• _Supplied records_
⟨
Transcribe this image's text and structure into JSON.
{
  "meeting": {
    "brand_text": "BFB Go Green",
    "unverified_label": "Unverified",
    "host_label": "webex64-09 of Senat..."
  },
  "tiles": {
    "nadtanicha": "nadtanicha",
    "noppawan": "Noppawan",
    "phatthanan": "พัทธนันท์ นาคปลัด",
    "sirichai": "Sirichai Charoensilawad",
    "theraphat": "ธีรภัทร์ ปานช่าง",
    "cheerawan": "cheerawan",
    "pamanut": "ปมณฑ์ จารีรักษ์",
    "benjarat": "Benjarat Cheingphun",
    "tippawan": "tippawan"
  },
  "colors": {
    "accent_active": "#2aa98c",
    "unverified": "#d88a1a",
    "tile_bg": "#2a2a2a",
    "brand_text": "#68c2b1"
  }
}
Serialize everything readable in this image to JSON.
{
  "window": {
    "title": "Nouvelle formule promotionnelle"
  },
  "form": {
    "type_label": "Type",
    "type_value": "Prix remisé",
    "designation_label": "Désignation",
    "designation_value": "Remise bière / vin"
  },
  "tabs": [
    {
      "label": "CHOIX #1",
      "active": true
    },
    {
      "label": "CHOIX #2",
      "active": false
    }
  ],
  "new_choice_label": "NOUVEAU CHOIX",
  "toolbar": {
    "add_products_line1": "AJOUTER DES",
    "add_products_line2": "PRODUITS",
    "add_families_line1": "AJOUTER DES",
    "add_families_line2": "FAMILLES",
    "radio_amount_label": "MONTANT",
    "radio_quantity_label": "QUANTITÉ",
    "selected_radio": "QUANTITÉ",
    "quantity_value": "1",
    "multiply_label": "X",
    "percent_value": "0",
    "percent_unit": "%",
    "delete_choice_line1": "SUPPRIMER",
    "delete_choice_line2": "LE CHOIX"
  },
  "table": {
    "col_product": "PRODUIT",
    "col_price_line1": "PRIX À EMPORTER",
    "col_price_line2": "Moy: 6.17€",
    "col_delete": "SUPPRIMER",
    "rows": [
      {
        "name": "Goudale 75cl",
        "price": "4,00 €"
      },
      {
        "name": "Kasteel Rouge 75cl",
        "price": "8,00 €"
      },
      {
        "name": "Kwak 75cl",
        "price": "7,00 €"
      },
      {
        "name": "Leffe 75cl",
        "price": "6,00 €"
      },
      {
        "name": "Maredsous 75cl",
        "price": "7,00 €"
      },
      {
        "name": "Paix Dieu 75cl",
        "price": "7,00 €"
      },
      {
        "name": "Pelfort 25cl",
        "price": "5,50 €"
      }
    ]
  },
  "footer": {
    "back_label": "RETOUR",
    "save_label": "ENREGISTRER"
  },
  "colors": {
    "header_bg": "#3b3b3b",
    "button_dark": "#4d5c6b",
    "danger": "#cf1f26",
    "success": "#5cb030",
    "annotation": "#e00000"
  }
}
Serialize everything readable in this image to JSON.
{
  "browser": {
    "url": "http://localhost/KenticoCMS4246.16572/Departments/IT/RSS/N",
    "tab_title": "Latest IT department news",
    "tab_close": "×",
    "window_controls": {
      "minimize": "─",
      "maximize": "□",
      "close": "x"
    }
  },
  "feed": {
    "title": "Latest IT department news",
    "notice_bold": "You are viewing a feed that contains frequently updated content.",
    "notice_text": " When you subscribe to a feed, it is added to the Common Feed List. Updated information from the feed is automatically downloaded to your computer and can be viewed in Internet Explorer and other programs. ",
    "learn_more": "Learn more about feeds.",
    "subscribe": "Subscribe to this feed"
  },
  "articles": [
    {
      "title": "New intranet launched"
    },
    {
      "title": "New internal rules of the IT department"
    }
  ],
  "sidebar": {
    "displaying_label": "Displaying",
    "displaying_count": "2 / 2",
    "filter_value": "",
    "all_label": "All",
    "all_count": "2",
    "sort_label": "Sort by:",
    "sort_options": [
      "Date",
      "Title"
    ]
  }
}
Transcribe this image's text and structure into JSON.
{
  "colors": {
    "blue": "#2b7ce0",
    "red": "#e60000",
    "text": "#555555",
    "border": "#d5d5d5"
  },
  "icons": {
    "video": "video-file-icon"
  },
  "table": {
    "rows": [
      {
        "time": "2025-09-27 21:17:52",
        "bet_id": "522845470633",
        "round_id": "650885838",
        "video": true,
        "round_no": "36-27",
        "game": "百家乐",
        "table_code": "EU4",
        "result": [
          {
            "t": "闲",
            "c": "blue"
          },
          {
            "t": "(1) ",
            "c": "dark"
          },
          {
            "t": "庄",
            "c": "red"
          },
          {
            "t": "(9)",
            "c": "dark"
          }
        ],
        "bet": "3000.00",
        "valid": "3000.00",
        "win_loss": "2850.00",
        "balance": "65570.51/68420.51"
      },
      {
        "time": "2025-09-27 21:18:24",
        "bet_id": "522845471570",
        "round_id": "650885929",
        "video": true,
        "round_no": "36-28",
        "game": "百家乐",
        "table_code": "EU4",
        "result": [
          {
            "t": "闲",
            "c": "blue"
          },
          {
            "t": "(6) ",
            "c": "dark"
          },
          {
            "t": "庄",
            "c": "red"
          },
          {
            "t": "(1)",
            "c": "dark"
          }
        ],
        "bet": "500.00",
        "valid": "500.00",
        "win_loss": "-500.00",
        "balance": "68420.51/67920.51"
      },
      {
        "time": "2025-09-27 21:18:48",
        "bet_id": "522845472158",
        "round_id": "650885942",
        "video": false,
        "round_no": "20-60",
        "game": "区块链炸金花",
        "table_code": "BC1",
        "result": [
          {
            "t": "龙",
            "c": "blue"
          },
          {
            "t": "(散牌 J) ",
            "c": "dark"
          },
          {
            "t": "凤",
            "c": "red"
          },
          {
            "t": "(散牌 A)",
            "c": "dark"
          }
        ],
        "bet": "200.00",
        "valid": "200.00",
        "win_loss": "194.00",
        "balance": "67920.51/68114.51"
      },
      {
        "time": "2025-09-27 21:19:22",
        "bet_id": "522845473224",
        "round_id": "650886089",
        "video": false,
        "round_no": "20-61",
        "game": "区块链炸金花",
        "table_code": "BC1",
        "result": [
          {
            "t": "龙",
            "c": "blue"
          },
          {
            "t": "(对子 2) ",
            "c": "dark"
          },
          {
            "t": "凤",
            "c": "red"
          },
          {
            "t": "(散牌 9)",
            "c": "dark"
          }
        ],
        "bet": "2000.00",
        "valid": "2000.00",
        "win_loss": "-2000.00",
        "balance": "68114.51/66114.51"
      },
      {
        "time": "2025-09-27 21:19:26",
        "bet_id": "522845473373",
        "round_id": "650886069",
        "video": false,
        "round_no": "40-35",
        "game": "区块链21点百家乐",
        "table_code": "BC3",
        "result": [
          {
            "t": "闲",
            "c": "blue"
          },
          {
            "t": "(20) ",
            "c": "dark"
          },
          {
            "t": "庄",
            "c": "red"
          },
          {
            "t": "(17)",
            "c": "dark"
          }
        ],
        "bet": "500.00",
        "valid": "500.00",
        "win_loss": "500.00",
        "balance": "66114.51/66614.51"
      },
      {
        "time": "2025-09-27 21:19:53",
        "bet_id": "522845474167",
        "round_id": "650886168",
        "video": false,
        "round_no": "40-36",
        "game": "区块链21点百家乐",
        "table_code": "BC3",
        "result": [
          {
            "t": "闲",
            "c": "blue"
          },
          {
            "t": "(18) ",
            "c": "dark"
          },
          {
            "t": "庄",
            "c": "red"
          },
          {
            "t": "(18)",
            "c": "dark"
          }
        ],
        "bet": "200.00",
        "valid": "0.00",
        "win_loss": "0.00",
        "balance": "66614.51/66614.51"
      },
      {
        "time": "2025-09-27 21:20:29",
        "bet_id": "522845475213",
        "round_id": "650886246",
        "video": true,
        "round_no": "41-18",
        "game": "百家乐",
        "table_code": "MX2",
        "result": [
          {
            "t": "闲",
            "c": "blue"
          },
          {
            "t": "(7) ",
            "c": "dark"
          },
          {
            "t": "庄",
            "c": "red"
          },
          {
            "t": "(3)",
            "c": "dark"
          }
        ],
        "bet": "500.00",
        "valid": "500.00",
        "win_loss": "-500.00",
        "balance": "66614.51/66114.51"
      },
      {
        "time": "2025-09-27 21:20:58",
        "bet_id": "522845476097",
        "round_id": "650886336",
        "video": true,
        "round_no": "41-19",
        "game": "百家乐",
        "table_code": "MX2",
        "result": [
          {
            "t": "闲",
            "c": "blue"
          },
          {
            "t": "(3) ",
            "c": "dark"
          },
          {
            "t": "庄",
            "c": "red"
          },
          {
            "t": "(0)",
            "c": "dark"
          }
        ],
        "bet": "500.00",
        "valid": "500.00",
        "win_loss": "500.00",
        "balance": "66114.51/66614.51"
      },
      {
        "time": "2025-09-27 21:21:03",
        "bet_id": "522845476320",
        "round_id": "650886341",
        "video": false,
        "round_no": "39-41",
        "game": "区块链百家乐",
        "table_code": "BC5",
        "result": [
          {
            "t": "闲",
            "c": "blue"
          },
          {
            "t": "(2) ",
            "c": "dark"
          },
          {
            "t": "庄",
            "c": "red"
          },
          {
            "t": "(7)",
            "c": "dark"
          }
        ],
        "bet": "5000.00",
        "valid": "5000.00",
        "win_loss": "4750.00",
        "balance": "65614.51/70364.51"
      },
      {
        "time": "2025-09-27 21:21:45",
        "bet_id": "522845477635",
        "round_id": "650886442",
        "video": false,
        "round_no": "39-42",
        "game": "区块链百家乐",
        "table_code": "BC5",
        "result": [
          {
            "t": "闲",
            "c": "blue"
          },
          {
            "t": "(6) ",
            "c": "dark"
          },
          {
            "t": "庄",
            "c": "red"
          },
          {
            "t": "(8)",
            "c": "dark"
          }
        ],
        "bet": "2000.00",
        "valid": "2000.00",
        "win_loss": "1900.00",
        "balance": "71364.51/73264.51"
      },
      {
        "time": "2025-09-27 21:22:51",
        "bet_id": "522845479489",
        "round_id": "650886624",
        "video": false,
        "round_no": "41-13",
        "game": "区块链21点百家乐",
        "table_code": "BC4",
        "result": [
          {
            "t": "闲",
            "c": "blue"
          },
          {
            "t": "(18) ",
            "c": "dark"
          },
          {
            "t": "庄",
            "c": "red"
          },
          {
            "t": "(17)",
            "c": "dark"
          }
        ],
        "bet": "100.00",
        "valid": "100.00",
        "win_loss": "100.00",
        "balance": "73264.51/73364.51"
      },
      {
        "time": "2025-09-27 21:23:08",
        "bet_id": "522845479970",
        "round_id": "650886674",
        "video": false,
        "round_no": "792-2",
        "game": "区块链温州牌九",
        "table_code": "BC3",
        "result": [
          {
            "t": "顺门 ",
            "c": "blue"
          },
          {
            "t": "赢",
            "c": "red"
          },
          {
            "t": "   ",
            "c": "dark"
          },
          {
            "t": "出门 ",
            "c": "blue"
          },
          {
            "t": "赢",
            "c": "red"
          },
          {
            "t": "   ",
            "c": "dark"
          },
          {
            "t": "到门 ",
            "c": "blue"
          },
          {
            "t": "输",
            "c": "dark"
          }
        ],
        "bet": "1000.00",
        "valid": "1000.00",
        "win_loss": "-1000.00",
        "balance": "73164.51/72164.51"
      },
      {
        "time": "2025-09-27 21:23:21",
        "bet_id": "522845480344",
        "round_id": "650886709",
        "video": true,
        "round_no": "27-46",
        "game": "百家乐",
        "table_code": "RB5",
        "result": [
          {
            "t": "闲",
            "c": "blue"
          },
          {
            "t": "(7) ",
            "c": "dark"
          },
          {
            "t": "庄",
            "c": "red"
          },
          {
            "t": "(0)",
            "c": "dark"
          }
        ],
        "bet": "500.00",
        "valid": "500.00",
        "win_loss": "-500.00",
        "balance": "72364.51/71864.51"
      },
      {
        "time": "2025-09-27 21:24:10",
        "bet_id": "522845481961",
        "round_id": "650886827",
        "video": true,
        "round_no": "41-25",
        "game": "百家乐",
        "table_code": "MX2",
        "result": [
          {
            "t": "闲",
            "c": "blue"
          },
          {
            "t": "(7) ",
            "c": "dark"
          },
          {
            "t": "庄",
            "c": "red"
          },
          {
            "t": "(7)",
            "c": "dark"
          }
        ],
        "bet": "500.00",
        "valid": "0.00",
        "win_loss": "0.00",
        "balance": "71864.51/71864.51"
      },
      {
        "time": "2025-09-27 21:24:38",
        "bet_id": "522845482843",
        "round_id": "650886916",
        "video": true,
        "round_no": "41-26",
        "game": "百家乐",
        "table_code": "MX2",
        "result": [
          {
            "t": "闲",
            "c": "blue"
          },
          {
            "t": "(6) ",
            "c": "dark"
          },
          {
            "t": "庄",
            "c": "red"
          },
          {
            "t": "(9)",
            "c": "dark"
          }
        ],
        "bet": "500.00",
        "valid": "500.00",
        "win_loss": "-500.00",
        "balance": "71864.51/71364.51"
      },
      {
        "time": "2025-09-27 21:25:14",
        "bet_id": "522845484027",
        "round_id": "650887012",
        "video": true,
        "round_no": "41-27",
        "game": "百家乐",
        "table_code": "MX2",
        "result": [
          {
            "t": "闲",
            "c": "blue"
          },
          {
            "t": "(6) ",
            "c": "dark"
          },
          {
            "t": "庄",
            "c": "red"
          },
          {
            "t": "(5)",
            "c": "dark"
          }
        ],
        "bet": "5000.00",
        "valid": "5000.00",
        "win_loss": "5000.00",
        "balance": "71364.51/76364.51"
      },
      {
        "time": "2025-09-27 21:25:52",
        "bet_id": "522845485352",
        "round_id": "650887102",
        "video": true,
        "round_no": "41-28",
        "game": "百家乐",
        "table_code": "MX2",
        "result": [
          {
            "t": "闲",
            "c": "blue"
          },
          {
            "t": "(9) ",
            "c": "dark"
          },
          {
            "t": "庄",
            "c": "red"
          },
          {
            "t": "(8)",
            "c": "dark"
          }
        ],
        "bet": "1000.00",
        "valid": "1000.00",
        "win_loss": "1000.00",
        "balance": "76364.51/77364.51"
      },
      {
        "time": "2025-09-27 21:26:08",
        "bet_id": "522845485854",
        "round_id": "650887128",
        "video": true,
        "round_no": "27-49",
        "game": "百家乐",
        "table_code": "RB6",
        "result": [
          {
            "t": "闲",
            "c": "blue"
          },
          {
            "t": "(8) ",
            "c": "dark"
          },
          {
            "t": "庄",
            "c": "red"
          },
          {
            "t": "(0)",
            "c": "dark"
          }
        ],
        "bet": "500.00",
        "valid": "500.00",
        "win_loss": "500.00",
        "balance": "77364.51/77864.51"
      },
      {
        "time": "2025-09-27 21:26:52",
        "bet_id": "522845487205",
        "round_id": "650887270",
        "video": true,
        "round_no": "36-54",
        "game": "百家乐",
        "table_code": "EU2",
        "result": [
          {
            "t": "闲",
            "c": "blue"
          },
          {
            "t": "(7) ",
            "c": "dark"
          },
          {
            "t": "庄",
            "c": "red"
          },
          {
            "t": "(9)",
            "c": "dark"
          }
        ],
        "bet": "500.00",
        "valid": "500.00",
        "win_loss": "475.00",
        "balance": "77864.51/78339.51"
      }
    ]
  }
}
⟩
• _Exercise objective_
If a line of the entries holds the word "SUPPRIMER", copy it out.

• _Task answer_
    "delete_choice_line1": "SUPPRIMER",
    "col_delete": "SUPPRIMER",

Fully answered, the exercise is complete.